By being up front about her responsibilities as a social worker and acknowledging the teenagers’ experiences were different from her own, Rachel was able to demonstrate that she was trustworthy, and encouraged the teenagers to connect with her.
I experienced other anxieties around communicating with people as ‘the social worker’ on placement. So that the child and their family knew what they needed to reflect on, it was important to prioritise the need for transparency over my social impulse to avoid sensitive areas of their personal lives. Becoming fluent with transparency on placement is one way I can now empower the people I work with in my day-to-day practice.
‘We’re still learning the skills to effectively communicate’
From what I’ve learned from other student social workers, we often find ourselves contemplating how to include those who do not feel heard. This may be because they find social workers intimidating, we’re still learning the skills to effectively communicate, or we have yet to reach a decision they agree with. When I was carrying out assessments with family members for overseas courts, it was my responsibility to make sure families knew about other platforms for sharing their views in case they were not comfortable disclosing this information to me. That isn’t to say that I didn’t and don’t want to be viewed as approachable and fair. The possibility of being told bluntly that someone thought I wasn’t and having to account for my practice made me feel vulnerable. But it’s a fruitful learning moment, as Rebecca a student social worker, found out when a Kinship Care Assessment disagreed with her decision not to place a child in care:
“It was very disconcerting, particularly on a first placement…but helped prepare me to give bad news and respond professionally to a personal attack”
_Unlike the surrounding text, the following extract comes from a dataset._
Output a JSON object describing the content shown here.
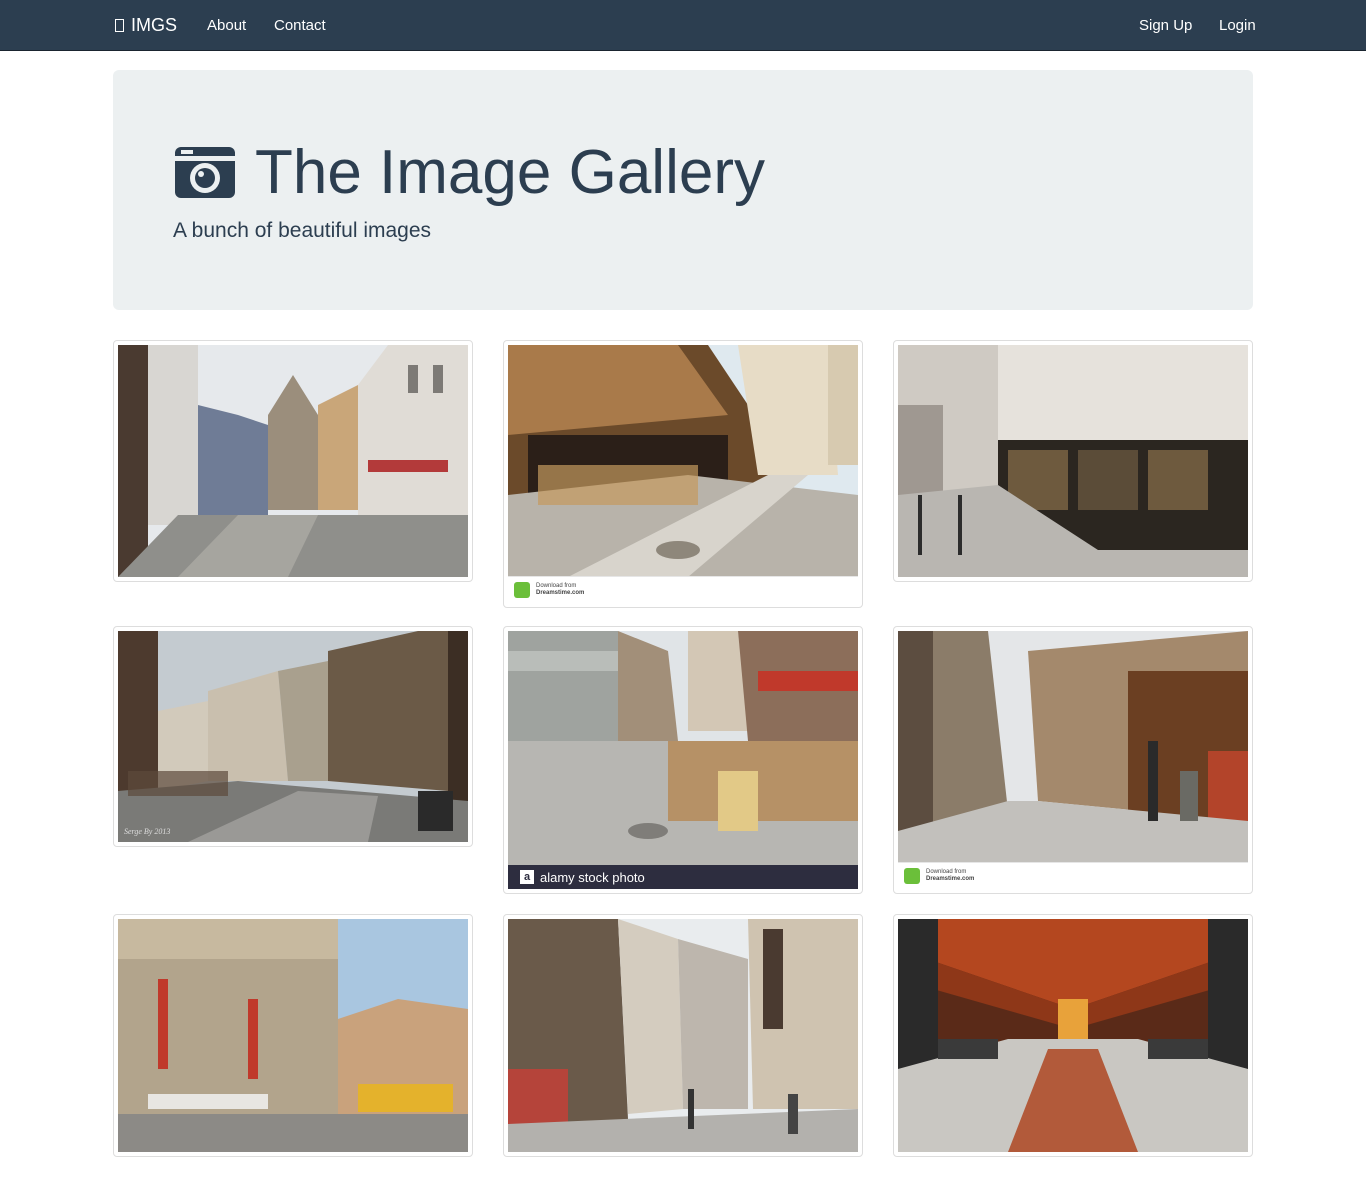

Meanwhile, working relationships can improve when the social worker hears and responds thoughtfully to criticism, as I found during a sensitive conversation I had on placement, which concluded when the aunt I was speaking to burst into tears. While indirect, she was expressing to me her stress and frustration. This aunt was a private person, and I there I was – someone she had only met once and who had power over her family’s future – asking for personal details she ordinarily wouldn’t reveal, and for a safety plan on the spot. My discomfort during that encounter forced me to think about how I could change my approach to give families the time and resources to collect their thoughts and reveal their strengths. For me, this will mean planning with greater empathy and flexibility in the future.
‘At no point did I endure these new and difficult experiences alone’
I am new to social work and the discomforts I confronted on placement are the first of many. However, at no point did I endure these new and difficult experiences alone. I had a supervisor and colleagues who were happy to talk through any questions I raised. Had it been otherwise I would not have been able to do my job properly. While I often worked on the periphery of social work knowledge (sometimes with countries where social work as we know it does not exist), much of social work is uncertain. And so, if I have one piece of advice for students starting their first placement, it’s this:
If you do not feel you can turn to your supervisor or colleagues, seek support from your university (or your union!). Because this is the one area where you should not feel discomfort. If the purpose of placement is being open to the gaps in our knowledge, to consciously acknowledge them should not be a treated as a sign of professional weakness but celebrated as a sign of competency.
By Eve Wilson.